In May 1808, after being superseded by Rear-Admiral Sir Samuel Hood and returning to England, Parker was introduced to the King at a levee and immediately joined the newly-commissioned Aboukir 74, sailing from Chatham in July and serving on the North Sea station out of Yarmouth until ordered to the Baltic in September. By the following January the Aboukir was back at Yarmouth from where she went out on a brief cruise under the orders of Rear-Admiral Lord Alan Hyde Gardner. She thereafter remained at Yarmouth through most of the spring before sailing around to Portsmouth in July 1809 to serve in the Schelde expedition. On Christmas Day she returned to the Downs where she remained over the winter.
In February 1810 the Aboukir went around to Portsmouth and in March was at Plymouth from where she returned to the Downs once more in order to join the fleet that would serve off Flushing under Rear-Admiral Sir Richard Strachan. In July she departed Yarmouth for the Baltic and by September was back at her Norfolk base, prior to returning to the Downs and then entering Sheerness in December. During 1811 she saw service with the North Sea fleet on blockade off the Dutch coast where Parker’s greatest excitement appears to have been his granting permission for the USS Constitution to enter the Texel with 250,000 dollars in late September.

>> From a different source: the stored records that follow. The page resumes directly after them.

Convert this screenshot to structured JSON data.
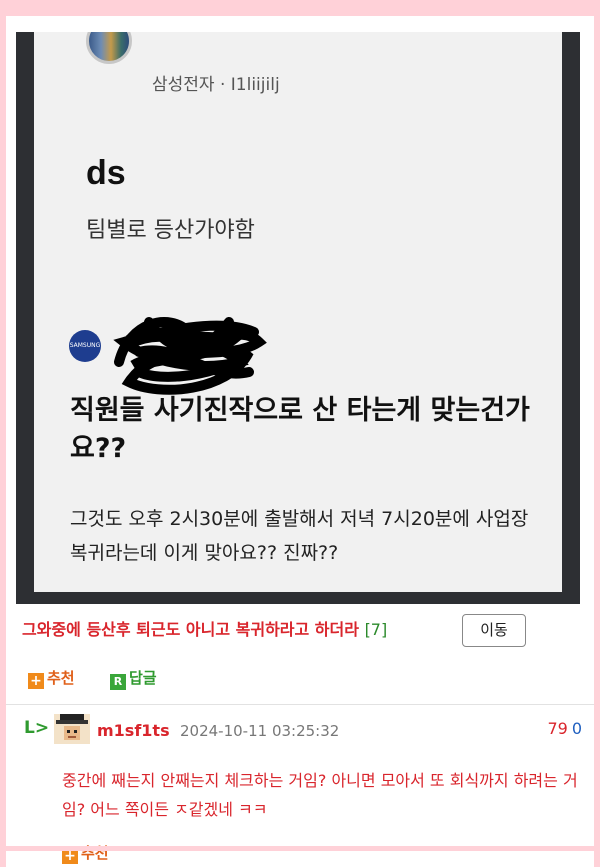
{
  "post_image": {
    "author": "삼성전자 · I1liijilj",
    "title": "ds",
    "subtitle": "팀별로 등산가야함",
    "logo_text": "SAMSUNG",
    "headline": "직원들 사기진작으로 산 타는게 맞는건가요??",
    "body": "그것도 오후 2시30분에 출발해서 저녁 7시20분에 사업장 복귀라는데 이게 맞아요?? 진짜??"
  },
  "post": {
    "title": "그와중에 등산후 퇴근도 아니고 복귀하라고 하더라",
    "comment_count": "[7]",
    "move_button": "이동",
    "recommend_label": "추천",
    "reply_label": "답글"
  },
  "comment": {
    "reply_arrow": "L>",
    "username": "m1sf1ts",
    "date": "2024-10-11 03:25:32",
    "upvotes": "79",
    "downvotes": "0",
    "text": "중간에 째는지 안째는지 체크하는 거임? 아니면 모아서 또 회식까지 하려는 거임? 어느 쪽이든 ㅈ같겠네 ㅋㅋ",
    "recommend_label": "추천"
  },
  "icons": {
    "plus": "+",
    "reply": "R"
  },
  "colors": {
    "accent_red": "#d9252c",
    "recommend_orange": "#e0601a",
    "reply_green": "#2f9a2f",
    "background_pink": "#ffd1d8"
  }
}
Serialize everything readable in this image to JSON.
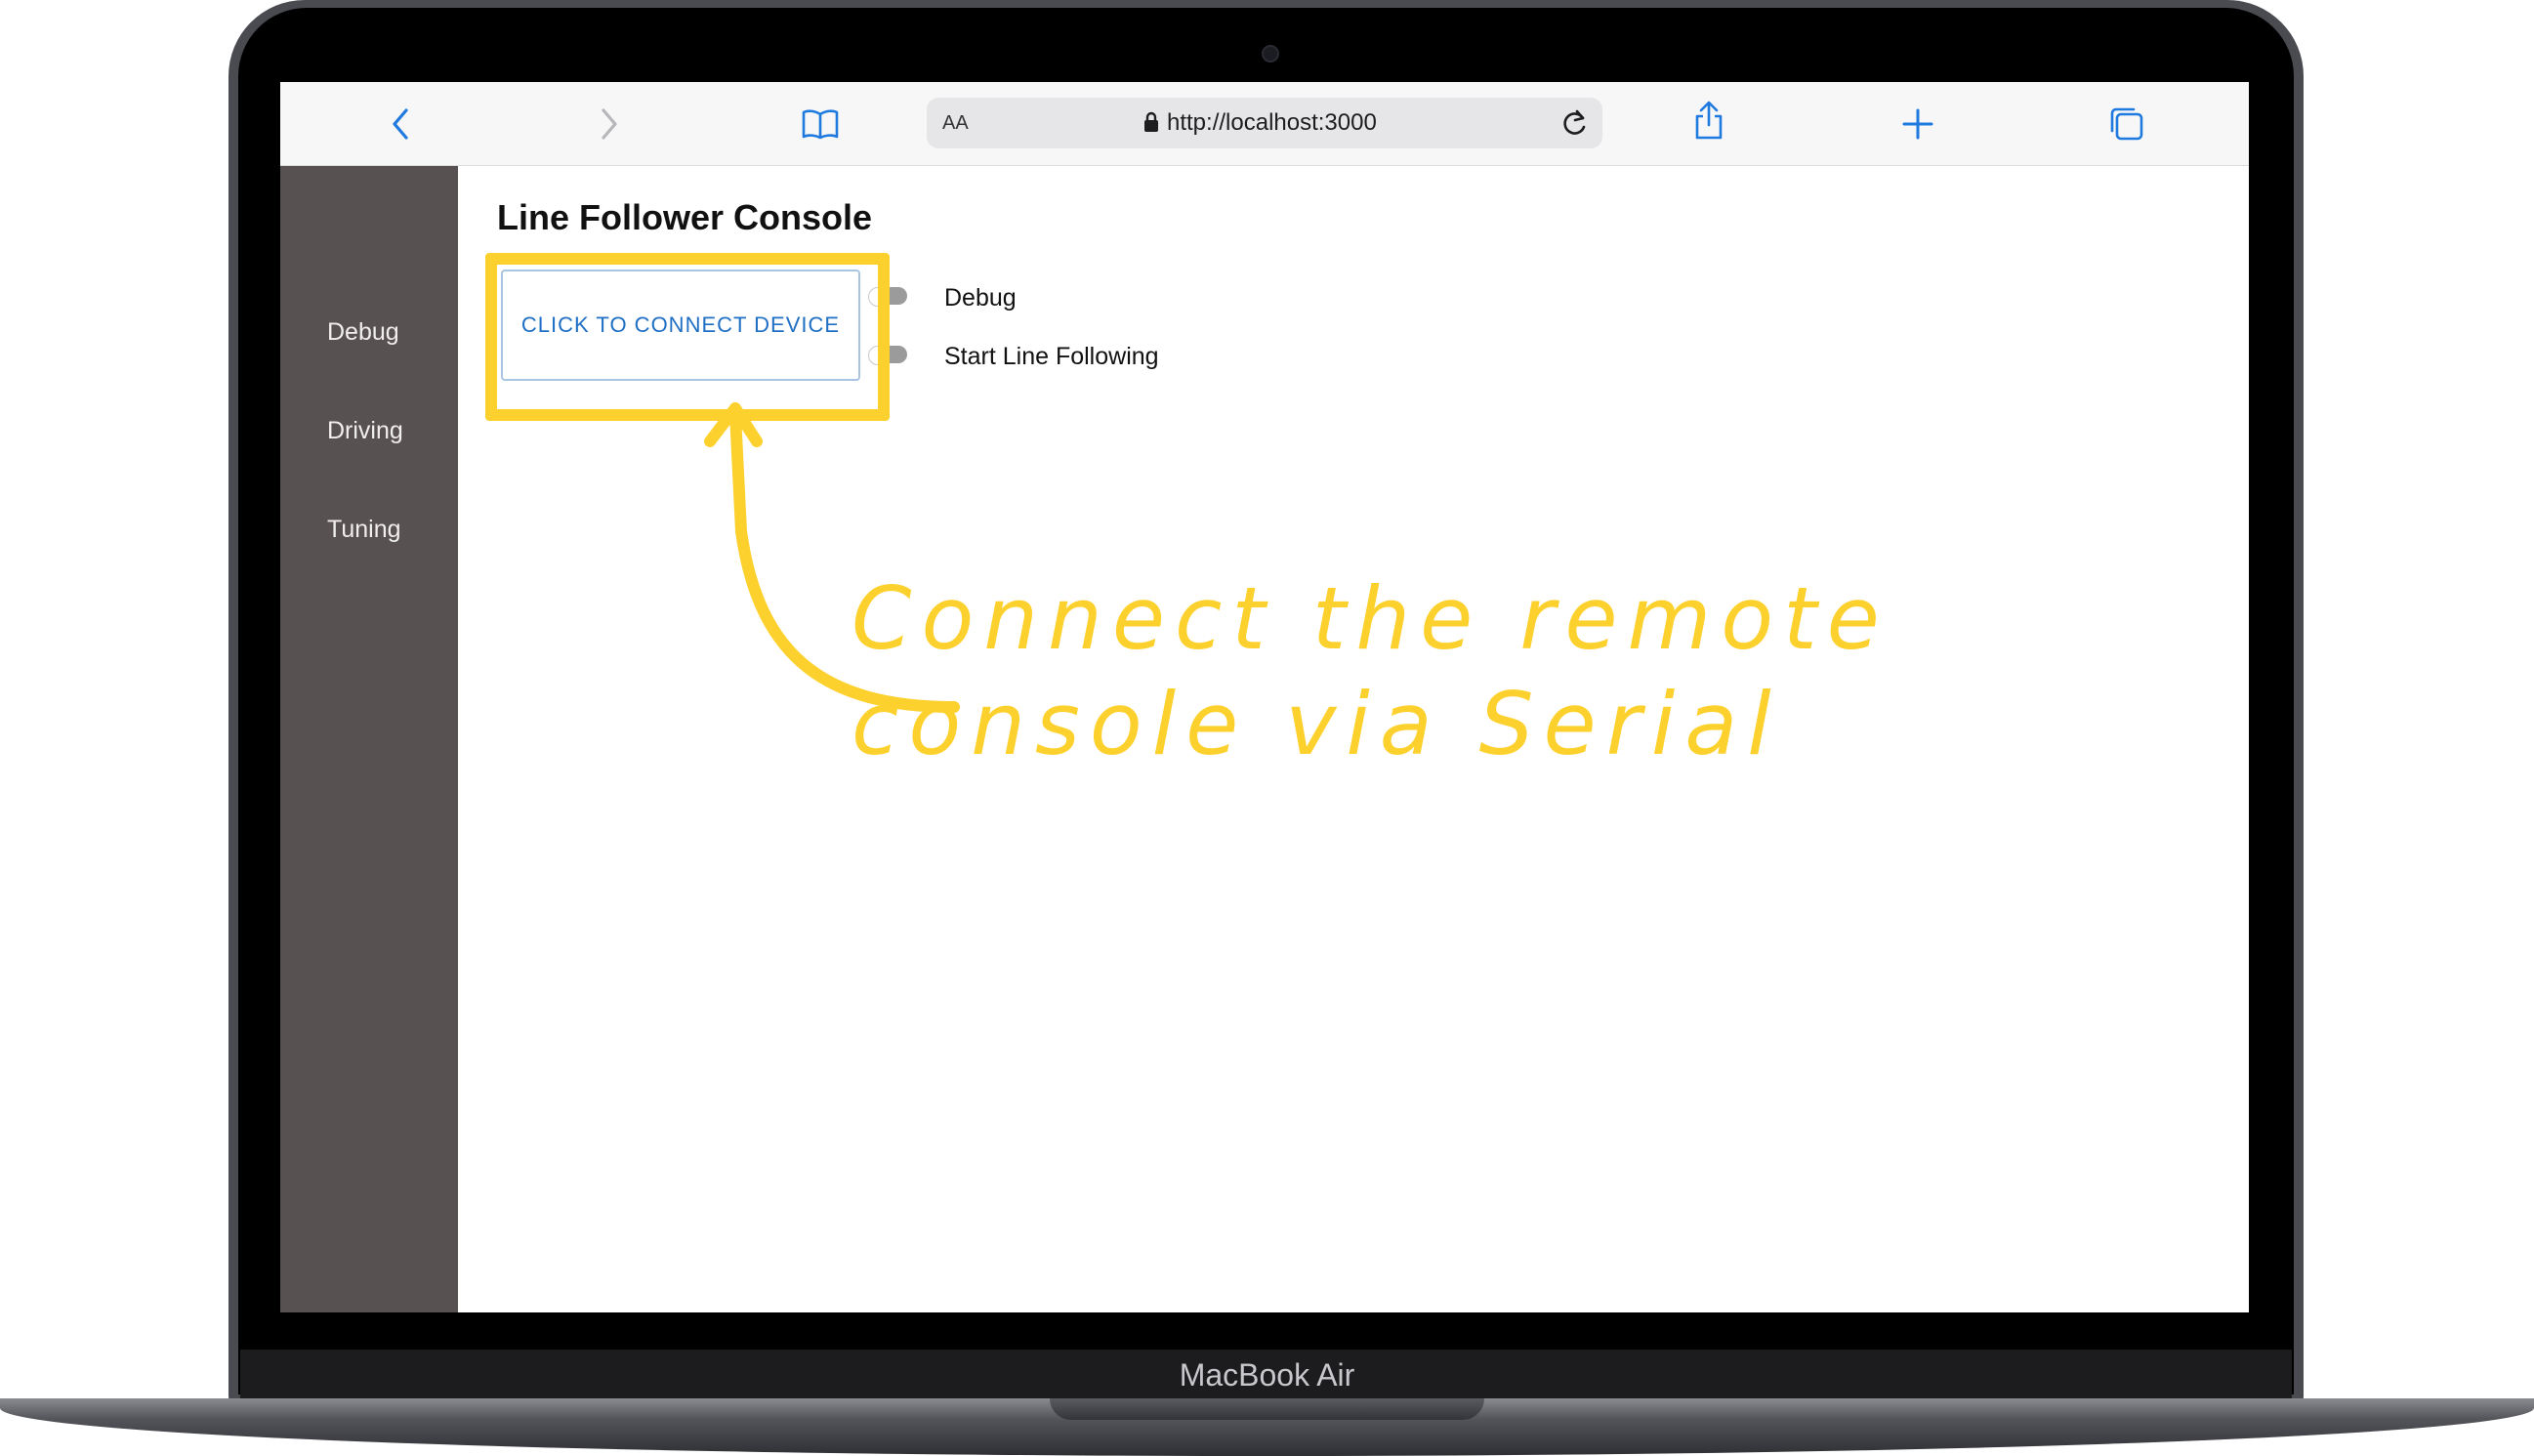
{
  "device": {
    "brand_label": "MacBook Air"
  },
  "browser": {
    "text_size_label": "AA",
    "url": "http://localhost:3000",
    "icons": [
      "back-icon",
      "forward-icon",
      "bookmarks-icon",
      "lock-icon",
      "reload-icon",
      "share-icon",
      "new-tab-icon",
      "tabs-icon"
    ],
    "accent_color": "#1f7ae0"
  },
  "sidebar": {
    "items": [
      {
        "label": "Debug"
      },
      {
        "label": "Driving"
      },
      {
        "label": "Tuning"
      }
    ]
  },
  "main": {
    "title": "Line Follower Console",
    "connect_button_label": "CLICK TO CONNECT DEVICE",
    "toggles": [
      {
        "label": "Debug",
        "on": false
      },
      {
        "label": "Start Line Following",
        "on": false
      }
    ]
  },
  "annotation": {
    "line1": "Connect the remote",
    "line2": "console via Serial",
    "color": "#fdd12d"
  }
}
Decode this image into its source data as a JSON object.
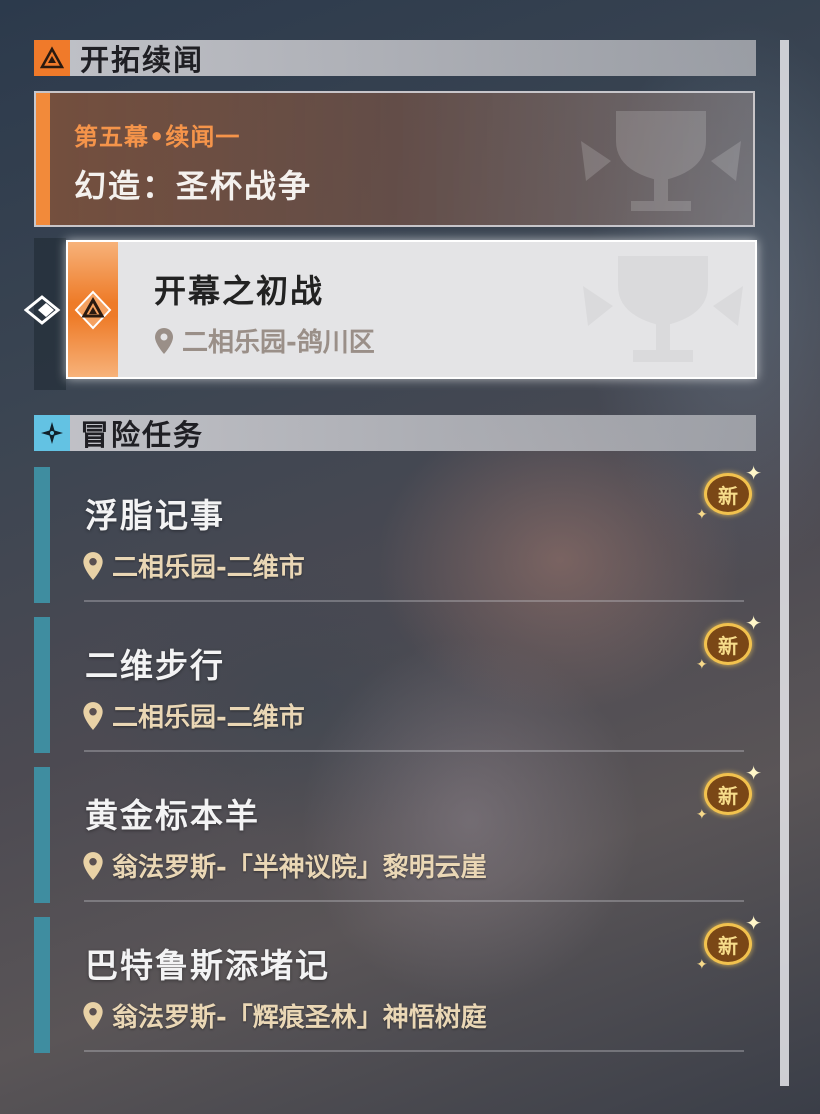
{
  "trailblaze_section": {
    "title": "开拓续闻",
    "chapter": {
      "subtitle": "第五幕•续闻一",
      "name": "幻造：圣杯战争"
    },
    "selected_mission": {
      "name": "开幕之初战",
      "location": "二相乐园-鸽川区"
    }
  },
  "adventure_section": {
    "title": "冒险任务",
    "quests": [
      {
        "name": "浮脂记事",
        "location": "二相乐园-二维市",
        "badge": "新"
      },
      {
        "name": "二维步行",
        "location": "二相乐园-二维市",
        "badge": "新"
      },
      {
        "name": "黄金标本羊",
        "location": "翁法罗斯-「半神议院」黎明云崖",
        "badge": "新"
      },
      {
        "name": "巴特鲁斯添堵记",
        "location": "翁法罗斯-「辉痕圣林」神悟树庭",
        "badge": "新"
      }
    ]
  },
  "colors": {
    "trailblaze_accent": "#f07a2a",
    "adventure_accent": "#63c2e3",
    "quest_bar": "#3f8da0",
    "badge_gold": "#f2c24e"
  },
  "icons": [
    "trailblaze-triangle-icon",
    "adventure-star-icon",
    "selector-arrow-icon",
    "location-pin-icon",
    "new-badge-icon",
    "grail-watermark-icon"
  ]
}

In January 1812 the Aboukir was sent out to cruise off the Isle of Bas, but by April was back with the fleet in its monotonous watch over the Schelde. In the following month Parker vacated the command in favour of Captain Thomas Browne when Rear-Admiral Thomas Byam Martin raised his flag aboard the Aboukir to go out to the Baltic. Once she came back to Portsmouth in December Parker resumed her captaincy, and he then took a convoy out to the Mediterranean in January whilst flying the flag of Rear-Admiral Edward Foote, remaining on that station through the summer.
In the autumn of 1813 Parker exchanged with Captain Norborne Thompson into the Bombay 74 and he came back to the Downs in January 1814 from the Mediterranean with a convoy. With his ship then entering dock Parker did not serve afloat again.
He was promoted rear-admiral on 4 June 1814, vice-admiral on 27 May 1825 and an admiral on 10 January 1837.
Parker was nominated a K.C.B. on 6 June 1837 and in that year’s general election at Yarmouth he chaired the meeting introducing the Liberal candidates, being personally intent on seeing reform driven through. In May 1838 he was presented to Queen Victoria, and over the succeeding years he continued to be a prominent member of society in Great Yarmouth. During the autumn of 1839 it was reported that he would be installed as the next commander-in-chief at Portsmouth, but many newspapers viciously denigrated the prospective appointment, stating that he had done nothing of merit at sea and had only proved himself to be a Whig-radical on land. Given his long service in convoy and blockade duty this was perhaps an accurate if somewhat unfair viewpoint. The position instead was taken up by Admiral Sir Edward Codrington.
Admiral Parker died of a severe bout of influenza at Great Yarmouth on 24 December 1847.
On 12 June 1795 at Deptford he married Harriot Butt, the daughter of Peter Butt, a Deptford Dockyard official and secretary to the Duke of Cumberland, but the couple did not have any issue and she predeceased him on 13 January 1826 at Wellington Square, Hastings. His address in 1814 was 58 George Street, Portman Square, London, and he also had a property on Yarmouth Quay.